Human neutrophil gelatinase-associated lipocalin (HNGAL) is a member of the lipocalin family of extracellular proteins that function as transporters of small, hydrophobic molecules. HNGAL, a component of human blood granulocytes, binds bacterially derived formyl peptides that act as chemotactic agents and induce leukocyte granule discharge. HNGAL also forms a complex with the proenzyme form of matrix metalloproteinase-9 (pro-MMP-9, or progelatinase B) via an intermolecular disulphide bridge. This association allows the subsequent formation of ternary and quaternary metalloproteinase/inhibitor complexes that vary greatly in their metalloproteinase activities. The structure and dynamics of apo-HNGAL have been determined by NMR spectroscopy. Simulated annealing calculations yielded a set of 20 convergent structures with an average backbone RMSD from mean coordinate positions of 0. 79(+/-0.13) A over secondary structure elements. The overall rotational correlation time (13.3 ns) derived from15N relaxation data is consistent with a monomeric protein of the size of HNGAL (179 residues) under the experimental conditions (1.4 mM protein, pH 6.0, 24.5 degrees C). The structure features an eight-stranded antiparallel beta-barrel, typical of the lipocalin family. One end of the barrel is open, providing access to the binding site within the barrel cavity, while the other is closed by a short 310-helix. The free cysteine residue required for association with pro-MMP-9 lies in an inter-strand loop at the closed end of the barrel. The structure provides a detailed model of the ligand-binding site and has led to the proposal of a site for pro-MMP-9 association.
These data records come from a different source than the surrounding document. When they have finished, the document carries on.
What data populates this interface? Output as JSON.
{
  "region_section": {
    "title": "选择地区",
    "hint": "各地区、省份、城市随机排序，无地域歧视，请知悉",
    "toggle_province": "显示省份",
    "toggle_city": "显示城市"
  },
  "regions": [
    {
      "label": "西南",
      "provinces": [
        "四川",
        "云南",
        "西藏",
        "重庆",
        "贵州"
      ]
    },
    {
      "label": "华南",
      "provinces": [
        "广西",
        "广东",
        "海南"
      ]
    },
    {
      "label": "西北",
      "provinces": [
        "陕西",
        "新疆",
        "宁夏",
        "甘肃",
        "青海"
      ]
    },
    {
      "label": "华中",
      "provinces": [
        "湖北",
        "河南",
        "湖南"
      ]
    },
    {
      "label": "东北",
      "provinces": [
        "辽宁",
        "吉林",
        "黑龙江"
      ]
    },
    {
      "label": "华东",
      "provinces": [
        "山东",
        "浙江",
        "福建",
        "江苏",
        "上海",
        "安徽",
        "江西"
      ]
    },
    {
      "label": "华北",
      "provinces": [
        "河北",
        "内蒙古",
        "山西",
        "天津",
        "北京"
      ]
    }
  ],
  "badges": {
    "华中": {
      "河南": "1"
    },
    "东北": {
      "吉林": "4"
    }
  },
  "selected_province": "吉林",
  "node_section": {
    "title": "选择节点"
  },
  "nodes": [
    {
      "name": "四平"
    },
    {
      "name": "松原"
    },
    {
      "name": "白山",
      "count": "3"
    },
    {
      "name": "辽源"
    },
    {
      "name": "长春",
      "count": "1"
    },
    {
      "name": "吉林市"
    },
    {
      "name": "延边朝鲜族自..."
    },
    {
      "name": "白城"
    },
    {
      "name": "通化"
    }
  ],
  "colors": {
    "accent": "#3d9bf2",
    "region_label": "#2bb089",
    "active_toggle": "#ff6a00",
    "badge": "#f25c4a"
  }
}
Dynamic data correlate well with structural features, which has allowed us to investigate a mechanism by which a cell-surface receptor might distinguish between apo and holo-HNGAL through conformational changes at the open end of the barrel.
Institut für Organische Chemie und Biochemie, Technische Universität München, Lichtenbergstrasse 4, Garching, 85747, Germany.